For a small minority of German politicians, this autonomy meant the hope of closer ties to Russia. Others contemplated better relations with China, whose president, Xi Jinping, became an unlikely champion of free-trade. But for the vast majority, responding to Mr. Trump meant building a stronger Europe. In May, Ms. Merkel made global headlines when she said Germany could no longer rely on the United States, and called on Europeans to “take our fate into our own hands.” Later in the year, Mr. Macron stepped forward to push that European vision, while Germany was mired in post-election doldrums.

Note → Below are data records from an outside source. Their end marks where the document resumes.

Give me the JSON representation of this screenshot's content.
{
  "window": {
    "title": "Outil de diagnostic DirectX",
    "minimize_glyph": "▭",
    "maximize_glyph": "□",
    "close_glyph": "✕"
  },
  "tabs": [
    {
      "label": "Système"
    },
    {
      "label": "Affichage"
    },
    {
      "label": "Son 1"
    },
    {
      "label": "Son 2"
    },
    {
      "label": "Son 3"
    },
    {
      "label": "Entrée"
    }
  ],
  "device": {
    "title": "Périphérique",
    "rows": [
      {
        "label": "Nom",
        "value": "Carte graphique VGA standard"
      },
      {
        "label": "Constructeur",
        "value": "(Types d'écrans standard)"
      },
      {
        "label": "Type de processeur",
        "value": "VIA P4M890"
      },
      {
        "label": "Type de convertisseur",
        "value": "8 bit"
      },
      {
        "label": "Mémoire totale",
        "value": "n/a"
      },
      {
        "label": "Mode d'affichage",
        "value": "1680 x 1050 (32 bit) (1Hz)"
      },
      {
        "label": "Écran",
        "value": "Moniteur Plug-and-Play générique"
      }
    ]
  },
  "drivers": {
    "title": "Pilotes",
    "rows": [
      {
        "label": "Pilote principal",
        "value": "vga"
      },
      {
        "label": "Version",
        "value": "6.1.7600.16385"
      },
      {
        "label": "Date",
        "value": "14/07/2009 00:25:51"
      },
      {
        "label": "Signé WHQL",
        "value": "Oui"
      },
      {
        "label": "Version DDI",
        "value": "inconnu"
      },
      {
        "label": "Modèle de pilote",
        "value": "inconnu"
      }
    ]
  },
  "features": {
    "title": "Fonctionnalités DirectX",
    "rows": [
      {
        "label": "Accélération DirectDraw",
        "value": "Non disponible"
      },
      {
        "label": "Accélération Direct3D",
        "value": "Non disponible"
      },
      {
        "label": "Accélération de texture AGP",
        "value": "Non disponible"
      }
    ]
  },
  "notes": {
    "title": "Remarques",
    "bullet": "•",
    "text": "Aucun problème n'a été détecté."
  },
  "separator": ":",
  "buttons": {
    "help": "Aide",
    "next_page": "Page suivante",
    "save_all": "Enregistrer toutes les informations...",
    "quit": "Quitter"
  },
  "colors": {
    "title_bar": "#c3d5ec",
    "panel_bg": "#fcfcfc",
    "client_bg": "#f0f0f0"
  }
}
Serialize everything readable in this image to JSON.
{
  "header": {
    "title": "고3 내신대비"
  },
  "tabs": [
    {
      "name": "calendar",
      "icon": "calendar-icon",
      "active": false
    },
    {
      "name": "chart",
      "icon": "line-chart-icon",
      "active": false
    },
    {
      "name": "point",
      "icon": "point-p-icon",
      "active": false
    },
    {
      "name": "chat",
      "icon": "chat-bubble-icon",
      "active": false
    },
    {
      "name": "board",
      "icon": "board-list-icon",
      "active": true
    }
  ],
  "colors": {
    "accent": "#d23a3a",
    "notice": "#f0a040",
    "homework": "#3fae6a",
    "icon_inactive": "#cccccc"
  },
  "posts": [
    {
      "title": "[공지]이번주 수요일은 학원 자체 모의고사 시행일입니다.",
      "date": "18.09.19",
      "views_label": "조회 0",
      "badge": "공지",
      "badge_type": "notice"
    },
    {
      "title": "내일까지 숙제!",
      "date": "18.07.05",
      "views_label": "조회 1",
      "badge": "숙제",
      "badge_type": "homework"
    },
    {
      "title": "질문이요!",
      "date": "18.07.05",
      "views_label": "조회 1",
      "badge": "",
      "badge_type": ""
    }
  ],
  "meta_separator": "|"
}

Among the German business community, Mr. Trump’s inauguration was marked by genuine anxiety. His threats to impose tariffs on non-American goods and to clamp down on imports from Mexico threatened to hit German carmakers hard. In the first weeks of the presidency, many German business leaders publicly emphasized their companies’ contribution to the US economy, as if to say, “please don’t hurt us, Mr. Trump!”
In May, during Germany’s presidency of the G20 group of leading economies, the country’s three main business organizations co-sponsored the “B20,” a high-profile conference in Berlin meant to show support for free trade and climate protection. Few participants condemned Mr. Trump by name, but the adversary was clear.
CEOs played an understandably cautious game. Joe Kaiser, the high-profile Siemens boss, spoke out against Mr. Trump’s protectionist policies, but also played gracious host to Ivanka Trump on her visit to Berlin, showing her around Siemens’ state-of-the-art training facilities.
Now, at the end of Mr. Trump’s first year, many business’ concerns have lessened. While protectionism remains a distinct worry, there is a new sense that Mr. Trump’s bark may be worse than his bite. In spite of the president’s direct threats to increase duties on the likes of BMW and Mercedes, sales of German cars in the US increased this year. And as before, Mexico continues to be a key site for German car production for export to the US market.
In addition, many large German companies will do spectacularly well from Mr. Trump’s taxation reform, passed in December. The cut in US corporation tax from 35 to 21 percent will mean windfalls for German firms including Deutsche Telekom, Daimler and Siemens. BMW expects a boost in its profits of up to €1.5 billion ($1.84 billion).
There is a catch though: Accounting rules mean the new tax rates will bring short-term losses to some German firms with US operations. Adidas is set to lose around €160 million in expected tax write-offs, while Deutsche Bank will have to swallow as much as €1.5 billion in extra charges. However, even companies badly affected expect future benefits from the Trump tax bill.
Some observers suggest Mr. Trump’s tax cuts could eventually have a knock-on effect in Germany, where combined federal and local corporate tax rates are now higher than in the US. Tax competition could put pressure on Germany’s domestic tax regime, in particular the expensive and bureaucratic local business tax, driving down rates.
For all the ups and downs of Mr. Trump’s first year, one industry in particular has benefitted. As in the rest of the world, German satirists and comedians have enjoyed an excellent 12 months at the US leader’s expense, with no shortage of material and very high demand. It will be interesting to see who has the last laugh.
Handelsblatt journalists Martin Greive, Donata Riedel, Ulf Sommer, Moritz Koch, Torsten Riecke and Jens Münchrath, and Handelsblatt Global editor Brían Hanrahan, contributed to this report. To contact the authors: firstname.lastname@example.org